Rapid discovery power is similar to what gene chips offer biology
The discovery power of the gene chip is coming to nanotechnology. A Northwestern University research team is developing a tool to rapidly test millions and perhaps even billions or more different nanoparticles at one time to zero in on the best particle for a specific use.
When materials are miniaturized, their properties — optical, structural, electrical, mechanical and chemical — change, offering new possibilities. But determining what nanoparticle size and composition are best for a given application, such as catalysts, biodiagnostic labels, pharmaceuticals and electronic devices, is a daunting task.
“As scientists, we’ve only just begun to investigate what materials can be made on the nanoscale,” said Northwestern’s Chad A. Mirkin, a world leader in nanotechnology research and its application, who led the study. “Screening a million potentially useful nanoparticles, for example, could take several lifetimes. Once optimized, our tool will enable researchers to pick the winner much faster than conventional methods. We have the ultimate discovery tool.”
Using a Northwestern technique that deposits materials on a surface, Mirkin and his team figured out how to make combinatorial libraries of nanoparticles in a very controlled way. (A combinatorial library is a collection of systematically varied structures encoded at specific sites on a surface.) Their study will be published June 24 by the journal Science.
The nanoparticle libraries are much like a gene chip, Mirkin says, where thousands of different spots of DNA are used to identify the presence of a disease or toxin. Thousands of reactions can be done simultaneously, providing results in just a few hours. Similarly, Mirkin and his team’s libraries will enable scientists to rapidly make and screen millions to billions of nanoparticles of different compositions and sizes for desirable physical and chemical properties.
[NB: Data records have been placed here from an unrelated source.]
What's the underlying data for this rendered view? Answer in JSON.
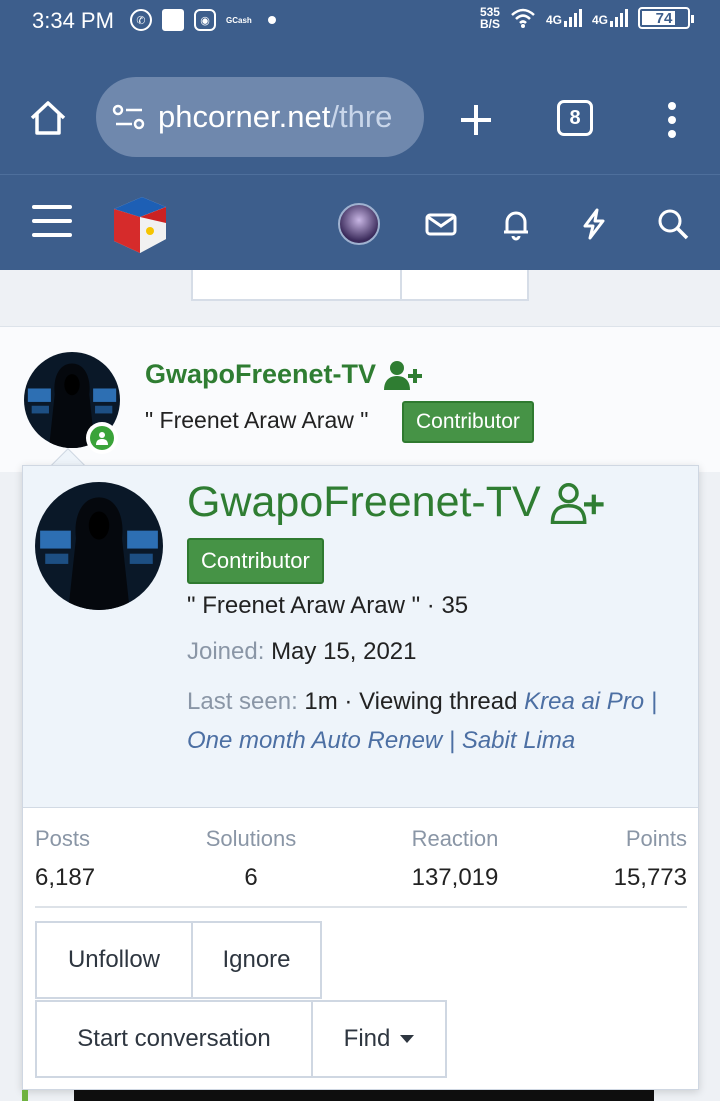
{
  "status_bar": {
    "time": "3:34 PM",
    "data_speed_value": "535",
    "data_speed_unit": "B/S",
    "network_1": "4G",
    "network_2": "4G",
    "battery": "74",
    "battery_level_percent": 74
  },
  "browser": {
    "url_domain": "phcorner.net",
    "url_path": "/thre",
    "tab_count": "8"
  },
  "post": {
    "username": "GwapoFreenet-TV",
    "user_title": "\" Freenet Araw Araw \"",
    "badge": "Contributor"
  },
  "profile_card": {
    "username": "GwapoFreenet-TV",
    "badge": "Contributor",
    "title_line": "\" Freenet Araw Araw \" · 35",
    "joined_label": "Joined:",
    "joined_value": "May 15, 2021",
    "last_seen_label": "Last seen:",
    "last_seen_value": "1m · Viewing thread",
    "thread_link": "Krea ai Pro | One month Auto Renew | Sabit Lima",
    "stats": [
      {
        "label": "Posts",
        "value": "6,187"
      },
      {
        "label": "Solutions",
        "value": "6"
      },
      {
        "label": "Reaction",
        "value": "137,019"
      },
      {
        "label": "Points",
        "value": "15,773"
      }
    ],
    "buttons": {
      "unfollow": "Unfollow",
      "ignore": "Ignore",
      "start_conversation": "Start conversation",
      "find": "Find"
    }
  },
  "colors": {
    "header_bg": "#3d5e8c",
    "username_green": "#2f7d32",
    "badge_green": "#469346",
    "link_blue": "#4c6fa3"
  }
}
“The ability to make libraries of nanoparticles will open a new field of nanocombinatorics, where size — on a scale that matters — and composition become tunable parameters,” Mirkin said. “This is a powerful approach to discovery science.”